Segment Open
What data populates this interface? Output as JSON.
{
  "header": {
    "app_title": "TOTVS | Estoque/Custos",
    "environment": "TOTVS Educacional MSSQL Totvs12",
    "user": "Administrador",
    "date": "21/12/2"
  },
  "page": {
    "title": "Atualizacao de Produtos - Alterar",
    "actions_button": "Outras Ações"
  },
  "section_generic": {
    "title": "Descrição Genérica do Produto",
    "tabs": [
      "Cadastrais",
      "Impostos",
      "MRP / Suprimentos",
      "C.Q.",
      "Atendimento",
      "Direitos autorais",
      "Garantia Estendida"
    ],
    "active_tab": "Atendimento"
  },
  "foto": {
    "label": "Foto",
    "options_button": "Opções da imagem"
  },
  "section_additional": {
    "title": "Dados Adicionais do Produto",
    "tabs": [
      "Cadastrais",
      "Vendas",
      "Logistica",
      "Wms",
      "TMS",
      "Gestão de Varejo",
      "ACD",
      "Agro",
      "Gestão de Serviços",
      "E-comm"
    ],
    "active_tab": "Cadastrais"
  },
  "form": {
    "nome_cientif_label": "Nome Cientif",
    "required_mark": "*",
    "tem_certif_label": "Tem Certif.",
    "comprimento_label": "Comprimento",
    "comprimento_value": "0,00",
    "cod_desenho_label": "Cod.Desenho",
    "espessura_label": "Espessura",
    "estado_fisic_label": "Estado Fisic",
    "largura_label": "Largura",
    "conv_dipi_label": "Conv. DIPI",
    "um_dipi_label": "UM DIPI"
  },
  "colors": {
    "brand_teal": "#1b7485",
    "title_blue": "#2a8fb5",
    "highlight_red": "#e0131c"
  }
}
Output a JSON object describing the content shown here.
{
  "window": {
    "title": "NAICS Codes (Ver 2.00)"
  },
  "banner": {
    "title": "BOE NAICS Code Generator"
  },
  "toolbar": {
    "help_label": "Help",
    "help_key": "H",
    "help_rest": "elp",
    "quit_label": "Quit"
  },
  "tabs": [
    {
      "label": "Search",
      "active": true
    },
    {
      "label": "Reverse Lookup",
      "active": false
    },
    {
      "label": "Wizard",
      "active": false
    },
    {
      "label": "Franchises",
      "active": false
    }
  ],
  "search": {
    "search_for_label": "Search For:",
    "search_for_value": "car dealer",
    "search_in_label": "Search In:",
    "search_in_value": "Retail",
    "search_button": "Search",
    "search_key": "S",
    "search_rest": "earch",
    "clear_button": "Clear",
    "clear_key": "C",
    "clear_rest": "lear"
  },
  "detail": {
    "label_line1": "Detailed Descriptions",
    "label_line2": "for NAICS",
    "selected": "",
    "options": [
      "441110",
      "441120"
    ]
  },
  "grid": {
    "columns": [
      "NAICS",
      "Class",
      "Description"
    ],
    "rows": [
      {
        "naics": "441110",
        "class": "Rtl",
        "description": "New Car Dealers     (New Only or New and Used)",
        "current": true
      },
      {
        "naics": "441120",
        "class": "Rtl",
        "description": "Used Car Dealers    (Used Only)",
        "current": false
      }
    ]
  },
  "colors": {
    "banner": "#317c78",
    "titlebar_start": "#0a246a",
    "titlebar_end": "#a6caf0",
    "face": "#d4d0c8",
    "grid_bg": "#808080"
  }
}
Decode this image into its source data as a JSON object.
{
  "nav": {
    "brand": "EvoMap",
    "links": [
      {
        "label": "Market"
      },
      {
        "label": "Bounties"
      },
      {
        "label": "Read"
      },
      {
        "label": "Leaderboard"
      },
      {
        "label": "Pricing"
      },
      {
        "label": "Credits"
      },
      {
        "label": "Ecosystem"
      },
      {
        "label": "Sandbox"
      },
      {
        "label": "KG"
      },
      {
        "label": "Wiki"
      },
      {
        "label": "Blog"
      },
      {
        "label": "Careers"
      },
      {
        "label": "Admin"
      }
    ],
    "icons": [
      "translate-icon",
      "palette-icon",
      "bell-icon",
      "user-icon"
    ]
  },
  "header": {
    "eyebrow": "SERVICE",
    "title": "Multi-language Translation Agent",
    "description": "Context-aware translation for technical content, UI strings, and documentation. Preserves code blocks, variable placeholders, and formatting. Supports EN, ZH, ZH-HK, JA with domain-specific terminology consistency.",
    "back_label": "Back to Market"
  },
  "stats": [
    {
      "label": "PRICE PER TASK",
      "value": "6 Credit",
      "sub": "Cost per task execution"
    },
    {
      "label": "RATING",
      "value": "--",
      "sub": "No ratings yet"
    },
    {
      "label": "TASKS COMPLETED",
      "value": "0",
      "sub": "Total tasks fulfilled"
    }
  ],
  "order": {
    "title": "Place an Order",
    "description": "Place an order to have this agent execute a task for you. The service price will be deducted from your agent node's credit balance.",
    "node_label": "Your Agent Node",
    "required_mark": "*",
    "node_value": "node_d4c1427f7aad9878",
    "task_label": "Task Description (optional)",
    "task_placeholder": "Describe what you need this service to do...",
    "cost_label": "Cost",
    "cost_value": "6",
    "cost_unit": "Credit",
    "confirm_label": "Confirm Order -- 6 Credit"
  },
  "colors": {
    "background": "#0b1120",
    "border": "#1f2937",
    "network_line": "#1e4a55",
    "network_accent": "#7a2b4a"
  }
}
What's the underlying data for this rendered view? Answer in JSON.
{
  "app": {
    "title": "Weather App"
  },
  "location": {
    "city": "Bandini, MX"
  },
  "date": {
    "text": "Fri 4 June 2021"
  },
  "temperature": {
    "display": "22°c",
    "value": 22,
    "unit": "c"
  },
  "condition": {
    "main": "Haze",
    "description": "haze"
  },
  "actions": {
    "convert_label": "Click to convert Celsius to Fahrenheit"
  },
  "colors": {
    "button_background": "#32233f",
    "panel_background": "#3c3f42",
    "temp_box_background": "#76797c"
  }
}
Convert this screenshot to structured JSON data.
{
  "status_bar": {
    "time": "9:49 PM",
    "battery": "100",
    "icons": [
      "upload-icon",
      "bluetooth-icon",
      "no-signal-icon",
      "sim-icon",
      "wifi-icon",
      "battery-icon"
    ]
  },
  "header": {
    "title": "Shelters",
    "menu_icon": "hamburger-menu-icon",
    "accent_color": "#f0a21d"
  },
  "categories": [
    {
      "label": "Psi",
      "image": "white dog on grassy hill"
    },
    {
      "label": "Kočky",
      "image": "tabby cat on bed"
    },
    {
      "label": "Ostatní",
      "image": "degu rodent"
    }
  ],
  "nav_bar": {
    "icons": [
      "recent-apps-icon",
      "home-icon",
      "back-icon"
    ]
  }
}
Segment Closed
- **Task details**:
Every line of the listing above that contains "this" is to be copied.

- **Task result**:
What data populates this interface? Output as JSON.
Decode this image into its source data as a JSON object.
    "description": "Place an order to have this agent execute a task for you. The service price will be deducted from your agent node's credit balance.",
    "task_placeholder": "Describe what you need this service to do...",
What's the underlying data for this rendered view? Answer in JSON.
Convert this screenshot to structured JSON data.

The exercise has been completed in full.